Obama and Asia
The support in the United States for President Obama has fallen dramatically in the last six months. His job approval rate is now below 50 per cent and there is every indication that the Democrats will lose Senate and House seats in the November mid-term elections. This will spell trouble for the administration on domestic policy, but might very well strengthen Obama’s hand when it comes to foreign policy. In foreign policy he can get bi-partisan support for the strategy in Afghanistan and Pakistan, for dealing with an assertive China, and to some extent, for the Iranian issue. But do not expect foreign policy to play a major role in the November election. “It’s the economy, stupid” all over again.
Merkel’s China Legacy
Abstract Angela Merkel’s time as the Chancellor of Germany is soon coming to an end.
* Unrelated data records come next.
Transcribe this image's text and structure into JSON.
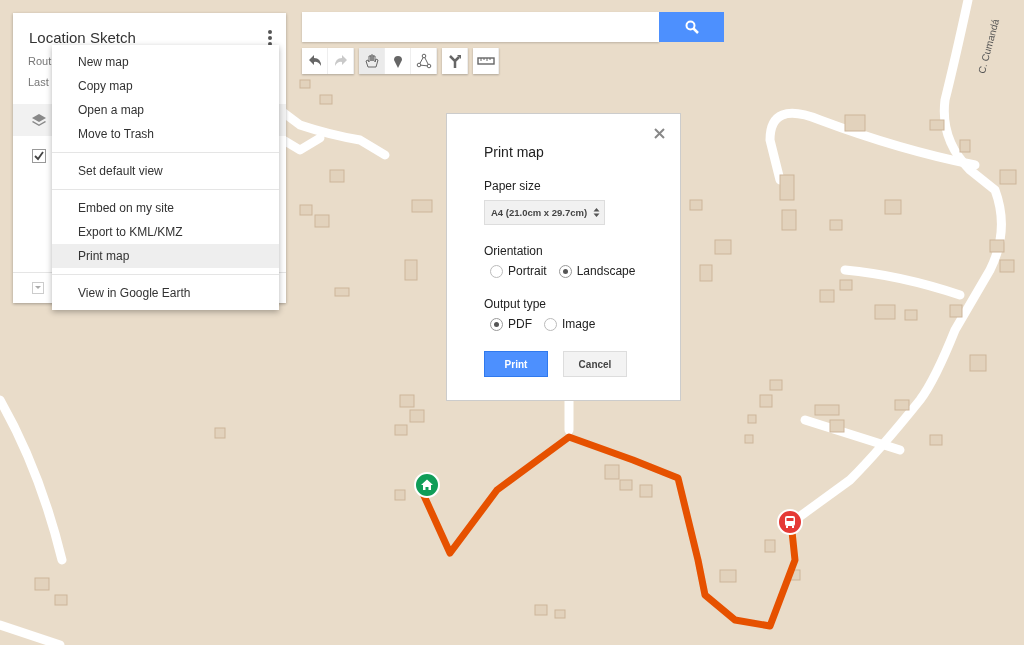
{
  "map": {
    "street_label": "C. Cumandá"
  },
  "panel": {
    "title": "Location Sketch",
    "subtitle": "Rout",
    "last_edited": "Last",
    "layer": {
      "checked": true
    }
  },
  "menu": {
    "groups": [
      [
        {
          "label": "New map",
          "selected": false
        },
        {
          "label": "Copy map",
          "selected": false
        },
        {
          "label": "Open a map",
          "selected": false
        },
        {
          "label": "Move to Trash",
          "selected": false
        }
      ],
      [
        {
          "label": "Set default view",
          "selected": false
        }
      ],
      [
        {
          "label": "Embed on my site",
          "selected": false
        },
        {
          "label": "Export to KML/KMZ",
          "selected": false
        },
        {
          "label": "Print map",
          "selected": true
        }
      ],
      [
        {
          "label": "View in Google Earth",
          "selected": false
        }
      ]
    ]
  },
  "toolbar": [
    [
      {
        "kind": "undo",
        "selected": false,
        "disabled": false
      },
      {
        "kind": "redo",
        "selected": false,
        "disabled": true
      }
    ],
    [
      {
        "kind": "hand",
        "selected": true,
        "disabled": false
      },
      {
        "kind": "marker",
        "selected": false,
        "disabled": false
      },
      {
        "kind": "line",
        "selected": false,
        "disabled": false
      }
    ],
    [
      {
        "kind": "directions",
        "selected": false,
        "disabled": false
      }
    ],
    [
      {
        "kind": "ruler",
        "selected": false,
        "disabled": false
      }
    ]
  ],
  "dialog": {
    "title": "Print map",
    "paper_size": {
      "label": "Paper size",
      "value": "A4 (21.0cm x 29.7cm)"
    },
    "orientation": {
      "label": "Orientation",
      "options": [
        {
          "label": "Portrait",
          "selected": false
        },
        {
          "label": "Landscape",
          "selected": true
        }
      ]
    },
    "output_type": {
      "label": "Output type",
      "options": [
        {
          "label": "PDF",
          "selected": true
        },
        {
          "label": "Image",
          "selected": false
        }
      ]
    },
    "buttons": [
      {
        "kind": "primary",
        "label": "Print"
      },
      {
        "kind": "secondary",
        "label": "Cancel"
      }
    ]
  }
}
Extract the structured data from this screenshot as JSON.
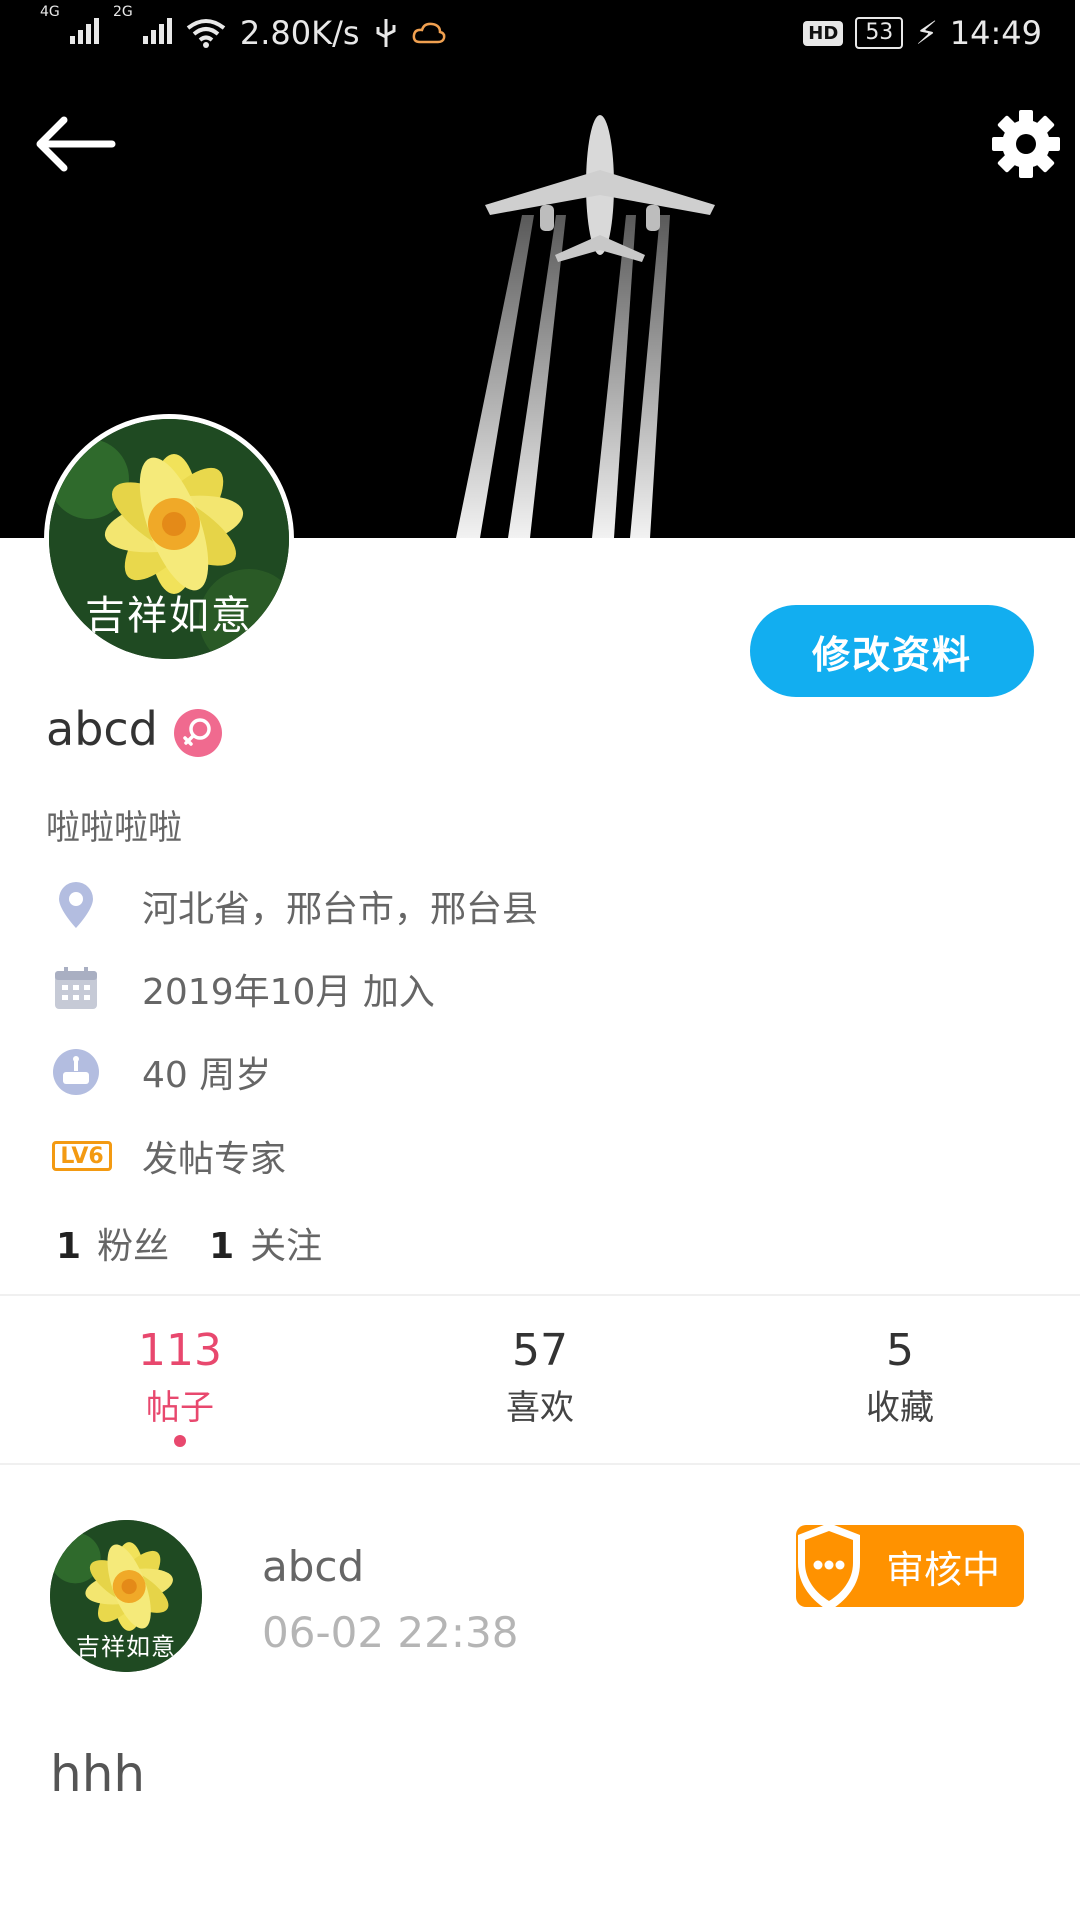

An unofficial mainstay of the European Union, she leaves office having helped put in place […]
China and International Law: History, Theory, and Practice
Abstract The current contours of China’s economic growth and political influence have given rise to interests in and concerns about China’s global profile as well as its strategies of International […]
Washington Declaration: Beyond Korea, What it Means for India?
In April 2023, South Korea and the United States released the Washington Declaration to reiterate and upgrade their treaty alliance. In outlining a joint nuclear deterrence strategy, the Declaration reaffirmed […]
Quad Plus EU: A Viable Option for the Times?
Today, the primary Indo-Pacific contest is not just about the China-US hegemony. It also involves a range of so-called “middle powers” – including Australia, France, Germany, India, Indonesia, Italy, Japan, […]
Taiwan in Tokyo’s 2022 Defense White Paper: Reconfiguring Security Imperatives?
This article was originally posted on the Japan Forum for Strategic Studies (JFSS) website, you can find the article here. A few days prior to the highly controversial visit […]